Over the last fortnight, I’ve been distributing Module Evaluation Questionnaires to my students, this year printed on fetching blue paper (hence this post’s title riff on MS’s Blue Screen Of Death). Most of them went out on Friday the week before last, and I gave any stragglers the opportunity to fill out one in the last lecture of term, most of which I gave last Friday.
Those of you who follow me on Twitter may have noticed that on the Friday when I first distributed the forms, I was not a happy bunny – I had, like an idealistic novice, looked straight through the evaluations to try and see any patterns or information that would be of use. Which meant I was looking at the tick-box scales – you know the ones, the ones which ask students to score on a scale of strongly agree to strongly disagree with statements like “the module was intellectually stimulating” and “the module was well structured”. I’m afraid I flicked through the tables and the written feedback, and all of the really negative material jumped out at me, in the way it always does, and my confidence in my teaching abilities plummeted to the floor.
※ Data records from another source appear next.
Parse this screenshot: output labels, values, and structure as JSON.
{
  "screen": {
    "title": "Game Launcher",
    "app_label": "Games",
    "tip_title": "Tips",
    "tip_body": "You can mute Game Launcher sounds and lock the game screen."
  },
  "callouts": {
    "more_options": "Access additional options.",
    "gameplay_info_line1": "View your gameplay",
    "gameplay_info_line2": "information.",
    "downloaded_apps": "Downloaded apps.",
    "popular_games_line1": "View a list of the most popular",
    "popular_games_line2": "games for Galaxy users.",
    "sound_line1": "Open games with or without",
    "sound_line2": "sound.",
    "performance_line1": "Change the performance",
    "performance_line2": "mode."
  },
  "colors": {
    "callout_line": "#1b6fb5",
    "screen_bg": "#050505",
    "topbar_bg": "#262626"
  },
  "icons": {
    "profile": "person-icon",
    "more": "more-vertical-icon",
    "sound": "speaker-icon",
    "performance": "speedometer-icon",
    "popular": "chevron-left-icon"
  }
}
However, last week I started dealing with the forms in a rather more systematic way; someone else will collate the numerical data, but I like having a record of written feedback, both to remind me what students have said as positive, but also as pointers for what I might work on improving next time. With some feedback, of course, you just can’t win – for my religion lectures, I had responses praising my use of Powerpoint juxtaposed to requests for the slides to contain more detail and more information. For that lecture, too, I had students expressing appreciation for the detail and depth of the lectures next to responses requesting that we do more analysis and suggesting the course should be more challenging (particularly difficult when I know I have students with greatly varying prior knowledge in the room, which makes it a challenge to teach at a level where everyone is going to get something out of the lecture).
What really struck me, however, was the disjunct between the written feedback and those blessed ticky-boxes, which are considered so important as a numerical metric of our teaching ability and effectiveness. They just didn’t see to add up with the written feedback. I’d have an enthusiastic comment about the course content, with only a 4, or even a 3, ticked for ‘the module was intellectually stimulating’. There seemed to be a lack of understanding of what these forms were for, or how they were going to be used once students had filled them out.
As soon as I spotted this trend, I had a handstapleforehead moment – because I know that students need to be educated about how these forms work. When I was at Rutgers, I even went to a workshop about how to raise your student evaluation scores, because it was recognised that there were certain things you could do to play the game – ways to make you look more prepared, making sure students understand ‘the plan’ behind the course, encouraging participation, getting feedback throughout the course and so on. One of the things I did in my teaching as a result of attending that workshop was to preface the handing out of the evaluation forms with a five to ten minute spiel about why they were important, how long it had taken to get the questions just right (about ten years of fiddling, in the case of RU), and some general encouragement for students to write feedback rather than just fill in the Scantron bubbles. I got fairly good scores out of it, and felt that the feedback gave me some useful suggestions about how to improve my teaching.
This time, did I preface my distribution of the forms with any such explanatory and hortatory talk? No, of course I didn’t. I walked into the lecture room and seminar room expecting that my students would know precisely how much importance is placed on these forms, what they’ll be used for, what the administration will be looking for in the number data, all that sort of thing. I expected this to have automatically entered their heads at some stage – even the first year students in my novel seminar, who I know have no experience of higher education! Well, you can see where the handstapleforehead moment came in. I know that if I want honest evaluations that don’t worry about being seen as ‘too enthusiastic’ or ‘too keen’ (as I was told some students are afraid of appearing, although why this matters when the forms are anonymous is beyond me), I have to explain what’s at stake for us as lecturers if we don’t get an accurate correlation between the ticky boxes and the written feedback, especially when the written feedback is positive. Never mind the administrative side of things, without accurate correlations we don’t know how to get better. And that, I think, is the most frustrating thing for me, that I’ve come out of this process with remarkably little on how I might improve next term.
So. A lesson learned, or rather reinforced. But I can’t help wondering how many other instructors’ ratings suffer from this disjunct between written comment and ticky box scores, and what damage that does on a wider institutional scale – especially in this new era where the student consumer is allegedly king.